AIM OF THE EXERCISE -
Your task is to find every line in the records that holds the string "photo" and copy it.

PROVIDED MATERIAL -
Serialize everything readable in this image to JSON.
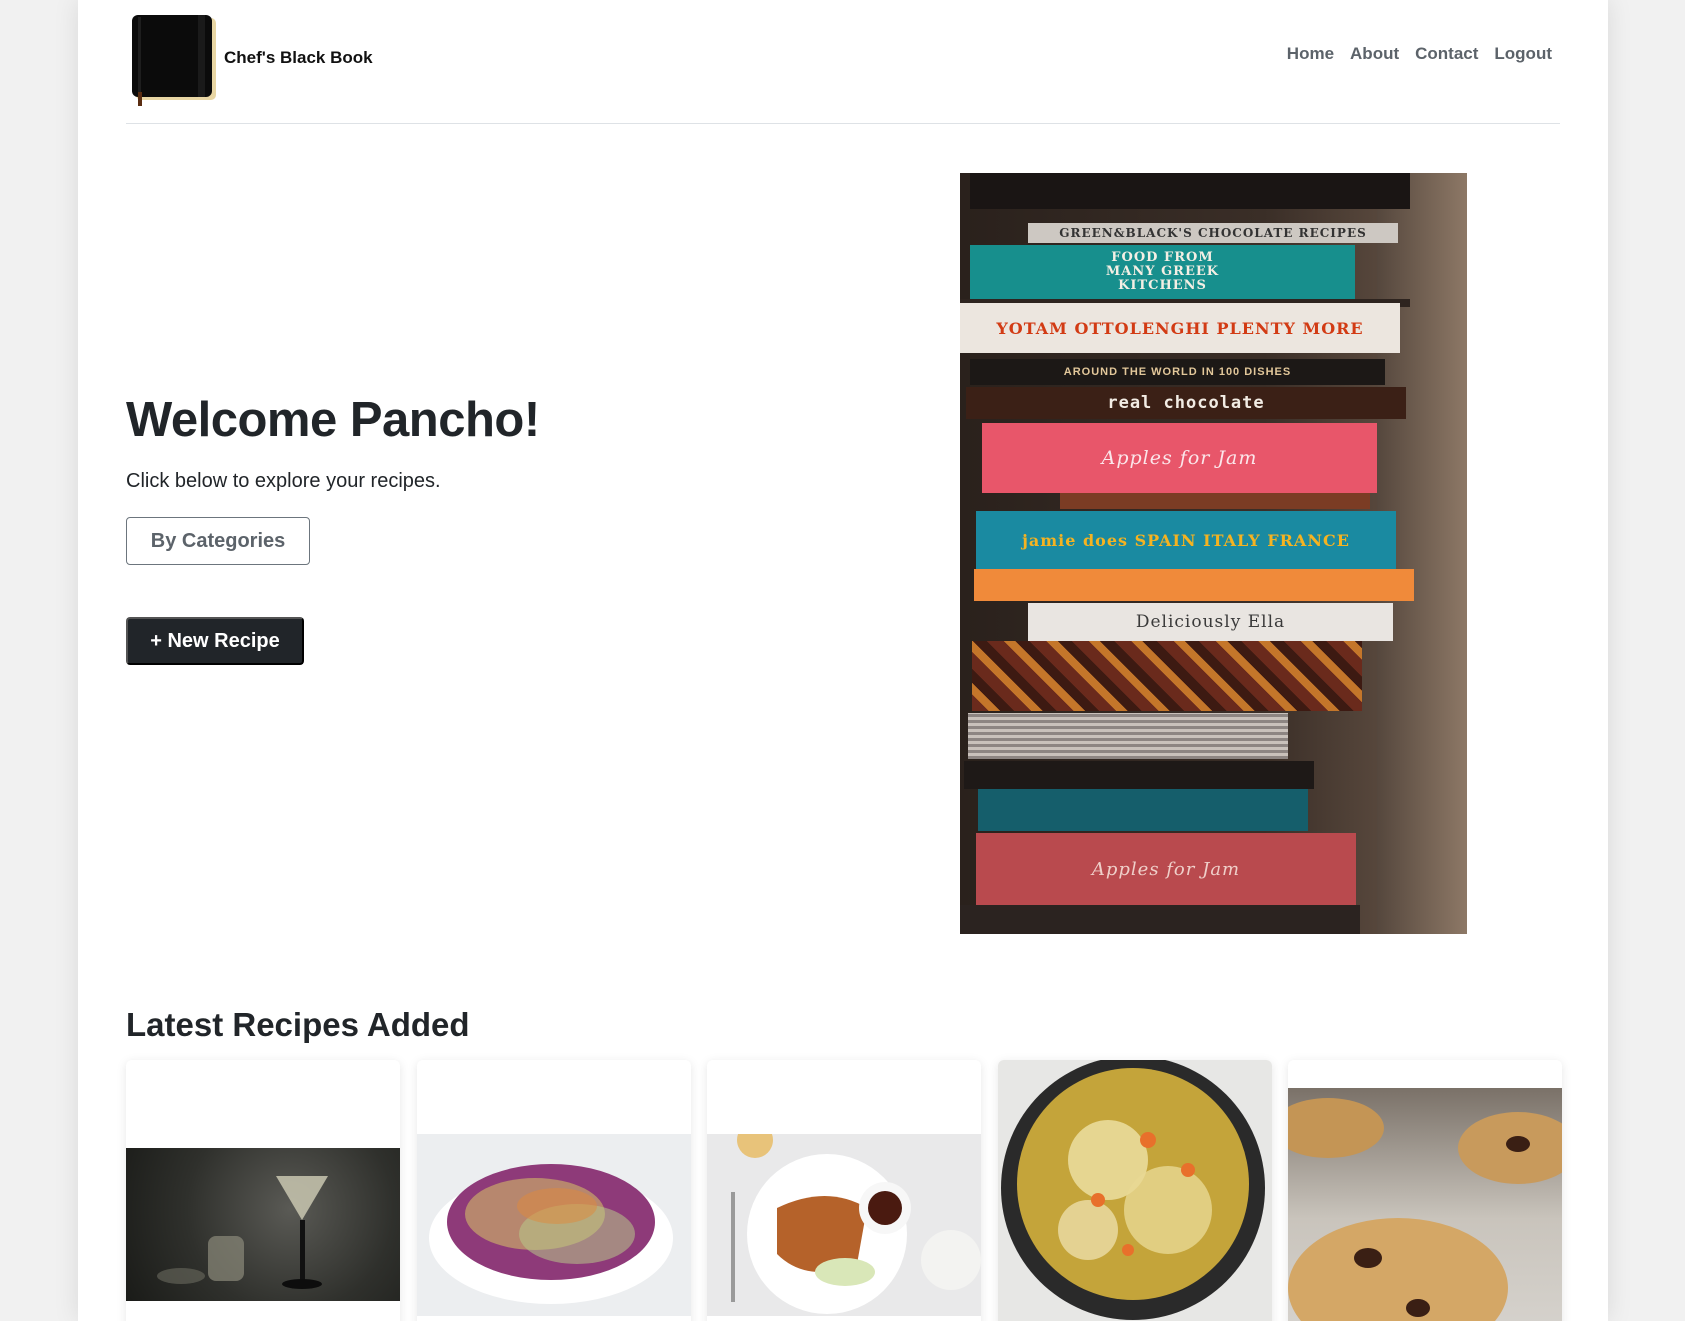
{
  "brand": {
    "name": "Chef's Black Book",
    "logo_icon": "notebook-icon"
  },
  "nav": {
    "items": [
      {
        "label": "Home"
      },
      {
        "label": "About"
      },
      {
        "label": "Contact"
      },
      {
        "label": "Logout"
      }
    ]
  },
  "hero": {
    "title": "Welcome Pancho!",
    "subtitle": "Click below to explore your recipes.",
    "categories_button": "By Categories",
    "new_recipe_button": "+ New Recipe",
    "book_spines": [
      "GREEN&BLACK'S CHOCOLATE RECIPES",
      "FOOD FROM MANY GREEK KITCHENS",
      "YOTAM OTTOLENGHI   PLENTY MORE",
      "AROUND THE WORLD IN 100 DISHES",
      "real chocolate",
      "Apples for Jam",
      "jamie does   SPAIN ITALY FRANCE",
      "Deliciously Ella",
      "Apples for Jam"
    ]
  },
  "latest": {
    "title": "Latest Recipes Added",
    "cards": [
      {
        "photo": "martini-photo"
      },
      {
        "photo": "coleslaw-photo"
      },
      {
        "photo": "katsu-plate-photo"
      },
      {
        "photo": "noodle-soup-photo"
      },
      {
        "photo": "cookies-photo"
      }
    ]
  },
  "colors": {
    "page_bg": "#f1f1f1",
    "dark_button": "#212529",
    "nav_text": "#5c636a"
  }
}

SOLUTION FOR THIS EXERCISE -
        "photo": "martini-photo"
        "photo": "coleslaw-photo"
        "photo": "katsu-plate-photo"
        "photo": "noodle-soup-photo"
        "photo": "cookies-photo"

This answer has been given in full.